Then he wakes up, in a secret facility, with something sharing his head on the inside and spooks on the outside. After telling Jim his family was killed, the senior spook explains to him that magic is returning, and the Special Operations community have caught themselves an Afghani who knows how to stick djinn in dead people’s heads. The djinn gives Jim effective superpowers – he can now jump out of helicopters without bothering with a rappelling rope, manifest spikes and blades from his body and so on, which is ideal for the programme, which wants to use him as a killing machine against magical threats. And if he’s really good they might let him get revenge on the people who killed his family. As Jim gets used to being an undead weapon, he starts trying to talk to the djinn, who turns out to be the soul of a warrior king from somewhere around the Babylonian period, and after three millennia stuck in Limbo he doesn’t have much time for the niceties of warfare. Or for sharing control of the body. So with occasional intermissions Jim’s story becomes constant warfare between the two of them for control of his body.
Meanwhile his wife wakes up in the hospital with minor injuries, as does their son. She’s told Jim was killed, and Oh, by the way, we cremated him for you, here’s the ashes. Needless to say she isn’t happy, and attempts by Jim’s injured buddy to take his place don’t entirely help.
Then both Jim and his wife become convinced the other is alive, and things escalate.
Which is the point I stopped reading, there’s a place for tension in a story, but this seemed to be nothing but, continually ramping up the threat level. The writing is fine, Cole knows his way around the military and at another time I might have finished it, but when the option to switch to another book appeared, I took it.
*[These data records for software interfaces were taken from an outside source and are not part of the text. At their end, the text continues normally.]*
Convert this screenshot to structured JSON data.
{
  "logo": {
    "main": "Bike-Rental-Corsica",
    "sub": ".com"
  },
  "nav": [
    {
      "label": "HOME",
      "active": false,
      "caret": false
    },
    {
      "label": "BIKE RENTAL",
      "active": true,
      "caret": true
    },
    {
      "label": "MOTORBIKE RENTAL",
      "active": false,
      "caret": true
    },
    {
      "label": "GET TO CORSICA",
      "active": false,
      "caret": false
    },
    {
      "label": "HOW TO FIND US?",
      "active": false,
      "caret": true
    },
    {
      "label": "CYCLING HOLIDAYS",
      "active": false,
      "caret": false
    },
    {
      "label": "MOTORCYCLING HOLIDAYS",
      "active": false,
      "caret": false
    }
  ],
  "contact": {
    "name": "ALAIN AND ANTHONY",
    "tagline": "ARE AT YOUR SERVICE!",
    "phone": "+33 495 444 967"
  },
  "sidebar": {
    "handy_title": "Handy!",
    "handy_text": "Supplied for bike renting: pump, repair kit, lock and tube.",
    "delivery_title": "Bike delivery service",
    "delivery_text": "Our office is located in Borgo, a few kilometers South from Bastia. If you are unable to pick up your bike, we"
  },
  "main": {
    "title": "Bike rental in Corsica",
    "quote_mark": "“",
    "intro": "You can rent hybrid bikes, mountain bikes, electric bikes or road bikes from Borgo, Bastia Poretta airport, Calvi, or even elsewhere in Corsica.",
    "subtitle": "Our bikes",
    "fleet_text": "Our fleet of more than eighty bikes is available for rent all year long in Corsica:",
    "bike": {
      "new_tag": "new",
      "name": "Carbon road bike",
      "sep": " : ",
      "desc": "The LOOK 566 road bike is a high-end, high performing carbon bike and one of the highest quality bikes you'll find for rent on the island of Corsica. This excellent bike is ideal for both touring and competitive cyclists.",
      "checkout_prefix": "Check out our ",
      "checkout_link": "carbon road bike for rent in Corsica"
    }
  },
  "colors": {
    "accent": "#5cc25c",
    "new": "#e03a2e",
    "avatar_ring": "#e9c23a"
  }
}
Atlanta Burns, Chuck Wendig
Described as 'Veronica Mars on Adderall' I think this suffered from being on the go at the same time as Gemini Cell; two stories dependent on ramping up the threat level towards their protagonists at once isn't a good combination. But the dedication, To the bullied, shows that the intent is very different here and Wendig does a fantastic job with Atlanta's voice. According to the copyright text it's a fix-up of a novella, Shotgun Gravy, and a novel, Bait Dog, both of which were originally self-published, which explains the slightly odd plot structure.
Set in a run-down Pennsylvania town, by the time the story opens our eponymous high school heroine has already defended herself from attempted rape by her mother’s boyfriend using a shotgun to the groin. This gives her a certain reputation, and when she saves a Latino kid from the school bullies he enlists her to protect his gay friend, and a cycle of escalation starts. Before Atlanta quite knows what’s happening people are dead, she’s realised the whole town is run behind the scenes by a collection of closet Nazis, and she’s quite deliberately pissed off their boss.
With that plotline seemingly exhausted (i.e. it's the end of Shotgun Gravy and start of Bait Dog) she gets herself hired to take down a dog-fighting ring, and you know you’re in deep when your only source of adult advice is your Adderall dealer. That's the point at which I stopped, with Atlanta on the way to sneak into the dog fights, but unlike Gemini Cell it's a book I dislike not having finished and I'll probably go back to it at some point.